Provided entries section start
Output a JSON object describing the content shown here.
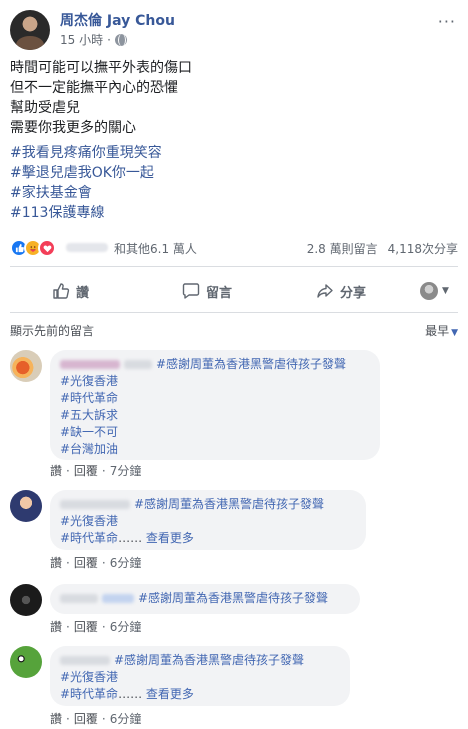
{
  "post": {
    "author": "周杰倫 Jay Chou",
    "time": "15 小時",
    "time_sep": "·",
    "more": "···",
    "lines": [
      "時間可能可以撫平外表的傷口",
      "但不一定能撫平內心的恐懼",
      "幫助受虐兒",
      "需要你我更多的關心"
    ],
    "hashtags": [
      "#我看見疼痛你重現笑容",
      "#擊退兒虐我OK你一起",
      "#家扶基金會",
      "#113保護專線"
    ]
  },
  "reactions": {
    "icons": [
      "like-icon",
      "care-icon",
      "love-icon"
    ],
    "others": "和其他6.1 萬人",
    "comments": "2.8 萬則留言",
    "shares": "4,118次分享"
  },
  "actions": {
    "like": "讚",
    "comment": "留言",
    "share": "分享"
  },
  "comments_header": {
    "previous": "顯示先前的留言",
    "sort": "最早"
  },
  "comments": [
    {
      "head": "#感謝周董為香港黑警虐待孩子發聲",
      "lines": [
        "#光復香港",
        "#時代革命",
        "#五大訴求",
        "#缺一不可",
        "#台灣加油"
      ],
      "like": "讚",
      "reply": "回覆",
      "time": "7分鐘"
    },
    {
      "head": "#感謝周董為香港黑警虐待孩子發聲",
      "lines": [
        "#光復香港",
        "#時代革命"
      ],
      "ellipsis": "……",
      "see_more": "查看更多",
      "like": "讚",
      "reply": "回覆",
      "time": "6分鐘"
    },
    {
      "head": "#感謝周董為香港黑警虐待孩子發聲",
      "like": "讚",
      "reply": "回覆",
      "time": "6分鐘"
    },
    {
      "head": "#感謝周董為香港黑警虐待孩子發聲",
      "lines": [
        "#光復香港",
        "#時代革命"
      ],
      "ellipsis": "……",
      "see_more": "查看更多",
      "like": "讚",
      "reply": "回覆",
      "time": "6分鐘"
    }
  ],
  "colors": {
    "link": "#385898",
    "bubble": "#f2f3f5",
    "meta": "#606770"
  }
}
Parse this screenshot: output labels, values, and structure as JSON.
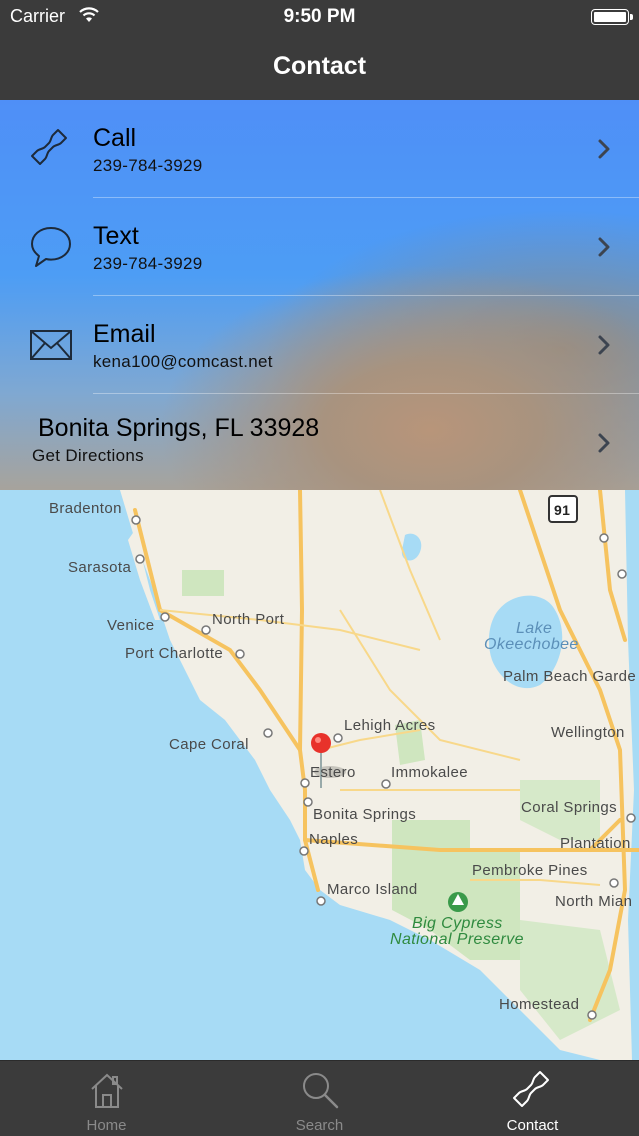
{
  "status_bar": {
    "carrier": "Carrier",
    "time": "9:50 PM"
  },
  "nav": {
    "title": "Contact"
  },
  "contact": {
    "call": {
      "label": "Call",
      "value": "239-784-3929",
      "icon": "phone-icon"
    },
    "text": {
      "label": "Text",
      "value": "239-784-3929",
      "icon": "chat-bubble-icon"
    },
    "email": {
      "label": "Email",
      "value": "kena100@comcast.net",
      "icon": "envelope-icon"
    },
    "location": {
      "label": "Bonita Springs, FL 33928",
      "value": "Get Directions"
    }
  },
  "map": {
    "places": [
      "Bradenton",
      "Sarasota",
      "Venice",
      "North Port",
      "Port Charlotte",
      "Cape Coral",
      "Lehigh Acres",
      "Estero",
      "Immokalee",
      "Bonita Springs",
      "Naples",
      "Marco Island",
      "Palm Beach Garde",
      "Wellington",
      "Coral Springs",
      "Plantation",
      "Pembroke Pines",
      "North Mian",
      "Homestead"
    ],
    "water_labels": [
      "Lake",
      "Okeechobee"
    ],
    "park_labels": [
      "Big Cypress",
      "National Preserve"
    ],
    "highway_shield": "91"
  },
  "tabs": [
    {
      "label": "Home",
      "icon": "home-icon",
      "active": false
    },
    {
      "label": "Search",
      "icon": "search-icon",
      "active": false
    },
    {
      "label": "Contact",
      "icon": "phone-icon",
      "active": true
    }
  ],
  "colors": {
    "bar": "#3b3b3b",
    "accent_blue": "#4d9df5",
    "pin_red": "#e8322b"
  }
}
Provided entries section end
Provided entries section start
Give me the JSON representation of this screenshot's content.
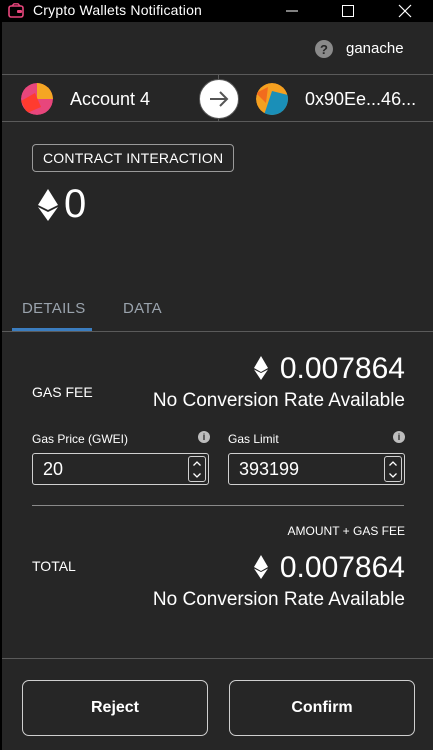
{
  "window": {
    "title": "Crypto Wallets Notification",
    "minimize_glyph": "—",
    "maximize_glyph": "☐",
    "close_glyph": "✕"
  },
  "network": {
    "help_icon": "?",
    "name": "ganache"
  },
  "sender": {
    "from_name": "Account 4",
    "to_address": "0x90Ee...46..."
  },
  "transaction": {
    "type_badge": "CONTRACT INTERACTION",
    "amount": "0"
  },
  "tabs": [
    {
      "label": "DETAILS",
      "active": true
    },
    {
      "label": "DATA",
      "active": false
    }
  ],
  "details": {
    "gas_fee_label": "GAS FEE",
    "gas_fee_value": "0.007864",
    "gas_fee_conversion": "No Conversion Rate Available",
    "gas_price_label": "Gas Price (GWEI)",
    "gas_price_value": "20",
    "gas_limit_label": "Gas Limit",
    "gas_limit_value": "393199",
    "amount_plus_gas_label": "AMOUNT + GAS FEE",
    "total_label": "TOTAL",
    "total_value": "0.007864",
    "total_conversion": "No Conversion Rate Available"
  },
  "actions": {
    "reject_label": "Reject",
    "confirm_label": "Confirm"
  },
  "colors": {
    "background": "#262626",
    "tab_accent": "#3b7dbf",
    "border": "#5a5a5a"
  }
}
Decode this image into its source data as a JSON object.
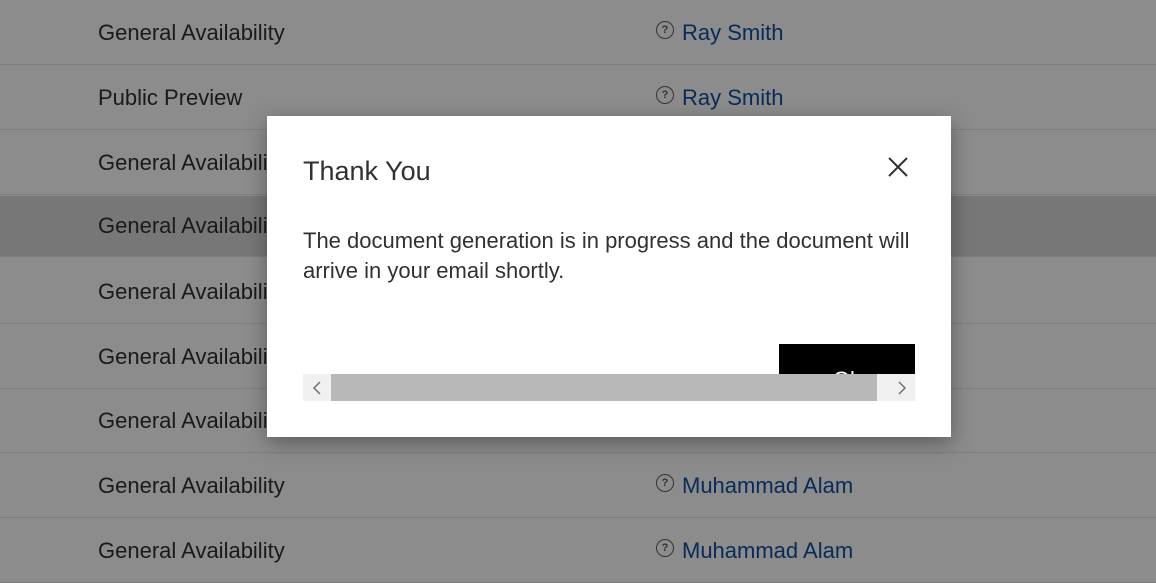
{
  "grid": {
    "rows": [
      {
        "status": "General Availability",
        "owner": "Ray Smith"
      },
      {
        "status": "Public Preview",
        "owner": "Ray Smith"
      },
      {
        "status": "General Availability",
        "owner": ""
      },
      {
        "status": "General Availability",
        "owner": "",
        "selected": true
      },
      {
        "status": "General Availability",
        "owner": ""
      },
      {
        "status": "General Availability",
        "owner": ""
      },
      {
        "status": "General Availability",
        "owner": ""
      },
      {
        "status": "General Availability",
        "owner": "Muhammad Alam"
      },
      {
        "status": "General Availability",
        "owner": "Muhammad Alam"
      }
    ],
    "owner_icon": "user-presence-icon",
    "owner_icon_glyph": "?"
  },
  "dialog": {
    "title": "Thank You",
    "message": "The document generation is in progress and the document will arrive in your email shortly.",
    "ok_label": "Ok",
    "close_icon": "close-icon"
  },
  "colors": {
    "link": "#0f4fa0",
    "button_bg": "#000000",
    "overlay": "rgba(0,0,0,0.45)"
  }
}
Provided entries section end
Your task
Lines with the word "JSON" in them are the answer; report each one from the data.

Reply to the task
Output a JSON object describing the content shown here.
Parse this screenshot: output labels, values, and structure as JSON.
Give me the JSON representation of this screenshot's content.
Decode this image into its source data as a JSON object.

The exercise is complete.